TASK PROMPT:
Each record that follows is to be duplicated exactly, though its pictures are not.
Segment Start: SUPPLIED DATA
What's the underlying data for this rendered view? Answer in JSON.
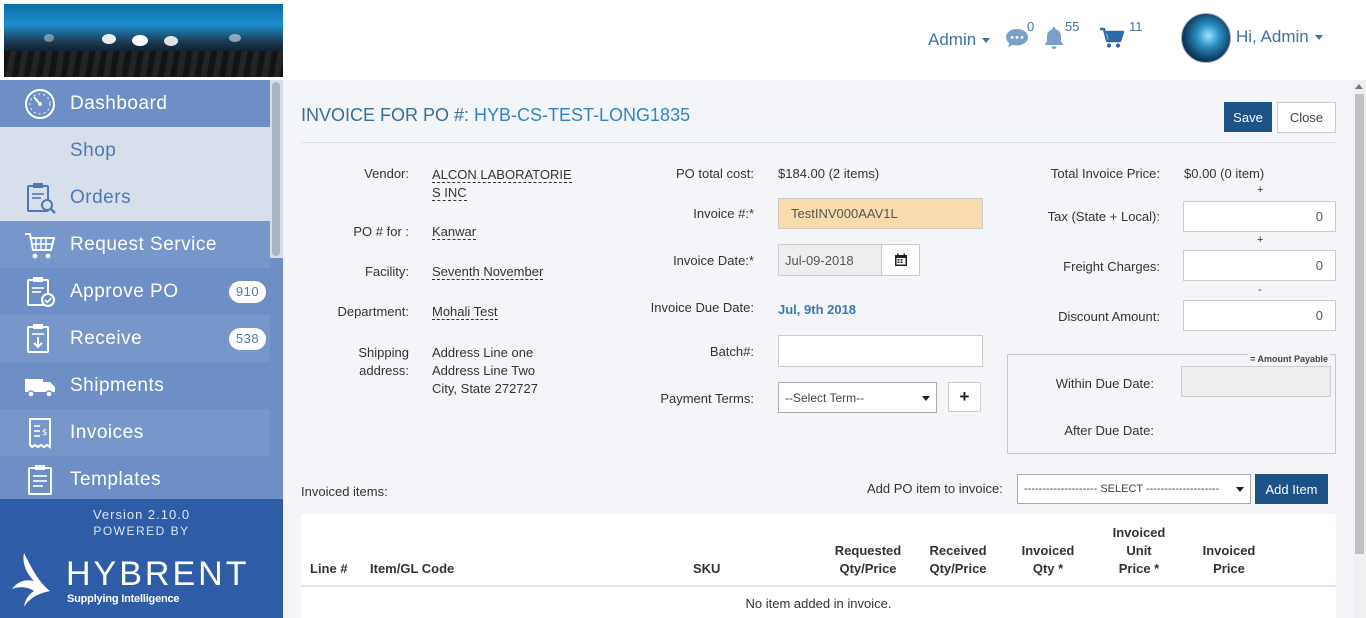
{
  "header": {
    "admin_menu": "Admin",
    "messages_count": "0",
    "notifications_count": "55",
    "cart_count": "11",
    "user_greeting": "Hi, Admin"
  },
  "sidebar": {
    "items": [
      {
        "label": "Dashboard",
        "icon": "dashboard-gauge-icon"
      },
      {
        "label": "Shop",
        "icon": ""
      },
      {
        "label": "Orders",
        "icon": "orders-clipboard-search-icon"
      },
      {
        "label": "Request Service",
        "icon": "request-service-cart-icon"
      },
      {
        "label": "Approve PO",
        "icon": "approve-clipboard-icon",
        "badge": "910"
      },
      {
        "label": "Receive",
        "icon": "receive-clipboard-icon",
        "badge": "538"
      },
      {
        "label": "Shipments",
        "icon": "truck-icon"
      },
      {
        "label": "Invoices",
        "icon": "invoice-icon"
      },
      {
        "label": "Templates",
        "icon": "template-clipboard-icon"
      }
    ],
    "version": "Version 2.10.0",
    "powered_by": "POWERED BY",
    "brand": "HYBRENT",
    "tagline": "Supplying Intelligence"
  },
  "invoice": {
    "title_prefix": "INVOICE FOR PO #: ",
    "po_number": "HYB-CS-TEST-LONG1835",
    "save_label": "Save",
    "close_label": "Close",
    "vendor_label": "Vendor:",
    "vendor_line1": "ALCON LABORATORIE",
    "vendor_line2": "S INC",
    "po_for_label": "PO # for :",
    "po_for_value": "Kanwar",
    "facility_label": "Facility:",
    "facility_value": "Seventh November",
    "department_label": "Department:",
    "department_value": "Mohali Test",
    "shipping_label_1": "Shipping",
    "shipping_label_2": "address:",
    "address_line1": "Address Line one",
    "address_line2": "Address Line Two",
    "address_line3": "City, State 272727",
    "po_total_label": "PO total cost:",
    "po_total_value": "$184.00 (2 items)",
    "invoice_no_label": "Invoice #:*",
    "invoice_no_value": "TestINV000AAV1L",
    "invoice_date_label": "Invoice Date:*",
    "invoice_date_value": "Jul-09-2018",
    "due_date_label": "Invoice Due Date:",
    "due_date_value": "Jul, 9th 2018",
    "batch_label": "Batch#:",
    "batch_value": "",
    "payment_terms_label": "Payment Terms:",
    "payment_terms_value": "--Select Term--",
    "add_term_label": "+",
    "total_price_label": "Total Invoice Price:",
    "total_price_value": "$0.00 (0 item)",
    "plus_sign": "+",
    "minus_sign": "-",
    "tax_label": "Tax (State + Local):",
    "tax_value": "0",
    "freight_label": "Freight Charges:",
    "freight_value": "0",
    "discount_label": "Discount Amount:",
    "discount_value": "0",
    "amount_payable_label": "= Amount Payable",
    "within_due_label": "Within Due Date:",
    "within_due_value": "",
    "after_due_label": "After Due Date:"
  },
  "items": {
    "section_label": "Invoiced items:",
    "add_po_label": "Add PO item to invoice:",
    "select_value": "-------------------- SELECT --------------------",
    "add_item_label": "Add Item",
    "columns": {
      "line": "Line #",
      "item": "Item/GL Code",
      "sku": "SKU",
      "requested_1": "Requested",
      "requested_2": "Qty/Price",
      "received_1": "Received",
      "received_2": "Qty/Price",
      "invoiced_qty_1": "Invoiced",
      "invoiced_qty_2": "Qty *",
      "unit_price_1": "Invoiced",
      "unit_price_2": "Unit",
      "unit_price_3": "Price *",
      "invoiced_price_1": "Invoiced",
      "invoiced_price_2": "Price"
    },
    "empty_message": "No item added in invoice."
  },
  "colors": {
    "sidebar": "#6d8fc6",
    "sidebar_footer": "#2f5ca7",
    "primary_button": "#1c5286",
    "link_blue": "#2f86c6",
    "invoice_field_highlight": "#f8dcad"
  }
}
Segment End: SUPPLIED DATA
EXERCISE ANSWER:
What's the underlying data for this rendered view? Answer in JSON.
{
  "header": {
    "admin_menu": "Admin",
    "messages_count": "0",
    "notifications_count": "55",
    "cart_count": "11",
    "user_greeting": "Hi, Admin"
  },
  "sidebar": {
    "items": [
      {
        "label": "Dashboard",
        "icon": "dashboard-gauge-icon"
      },
      {
        "label": "Shop",
        "icon": ""
      },
      {
        "label": "Orders",
        "icon": "orders-clipboard-search-icon"
      },
      {
        "label": "Request Service",
        "icon": "request-service-cart-icon"
      },
      {
        "label": "Approve PO",
        "icon": "approve-clipboard-icon",
        "badge": "910"
      },
      {
        "label": "Receive",
        "icon": "receive-clipboard-icon",
        "badge": "538"
      },
      {
        "label": "Shipments",
        "icon": "truck-icon"
      },
      {
        "label": "Invoices",
        "icon": "invoice-icon"
      },
      {
        "label": "Templates",
        "icon": "template-clipboard-icon"
      }
    ],
    "version": "Version 2.10.0",
    "powered_by": "POWERED BY",
    "brand": "HYBRENT",
    "tagline": "Supplying Intelligence"
  },
  "invoice": {
    "title_prefix": "INVOICE FOR PO #: ",
    "po_number": "HYB-CS-TEST-LONG1835",
    "save_label": "Save",
    "close_label": "Close",
    "vendor_label": "Vendor:",
    "vendor_line1": "ALCON LABORATORIE",
    "vendor_line2": "S INC",
    "po_for_label": "PO # for :",
    "po_for_value": "Kanwar",
    "facility_label": "Facility:",
    "facility_value": "Seventh November",
    "department_label": "Department:",
    "department_value": "Mohali Test",
    "shipping_label_1": "Shipping",
    "shipping_label_2": "address:",
    "address_line1": "Address Line one",
    "address_line2": "Address Line Two",
    "address_line3": "City, State 272727",
    "po_total_label": "PO total cost:",
    "po_total_value": "$184.00 (2 items)",
    "invoice_no_label": "Invoice #:*",
    "invoice_no_value": "TestINV000AAV1L",
    "invoice_date_label": "Invoice Date:*",
    "invoice_date_value": "Jul-09-2018",
    "due_date_label": "Invoice Due Date:",
    "due_date_value": "Jul, 9th 2018",
    "batch_label": "Batch#:",
    "batch_value": "",
    "payment_terms_label": "Payment Terms:",
    "payment_terms_value": "--Select Term--",
    "add_term_label": "+",
    "total_price_label": "Total Invoice Price:",
    "total_price_value": "$0.00 (0 item)",
    "plus_sign": "+",
    "minus_sign": "-",
    "tax_label": "Tax (State + Local):",
    "tax_value": "0",
    "freight_label": "Freight Charges:",
    "freight_value": "0",
    "discount_label": "Discount Amount:",
    "discount_value": "0",
    "amount_payable_label": "= Amount Payable",
    "within_due_label": "Within Due Date:",
    "within_due_value": "",
    "after_due_label": "After Due Date:"
  },
  "items": {
    "section_label": "Invoiced items:",
    "add_po_label": "Add PO item to invoice:",
    "select_value": "-------------------- SELECT --------------------",
    "add_item_label": "Add Item",
    "columns": {
      "line": "Line #",
      "item": "Item/GL Code",
      "sku": "SKU",
      "requested_1": "Requested",
      "requested_2": "Qty/Price",
      "received_1": "Received",
      "received_2": "Qty/Price",
      "invoiced_qty_1": "Invoiced",
      "invoiced_qty_2": "Qty *",
      "unit_price_1": "Invoiced",
      "unit_price_2": "Unit",
      "unit_price_3": "Price *",
      "invoiced_price_1": "Invoiced",
      "invoiced_price_2": "Price"
    },
    "empty_message": "No item added in invoice."
  },
  "colors": {
    "sidebar": "#6d8fc6",
    "sidebar_footer": "#2f5ca7",
    "primary_button": "#1c5286",
    "link_blue": "#2f86c6",
    "invoice_field_highlight": "#f8dcad"
  }
}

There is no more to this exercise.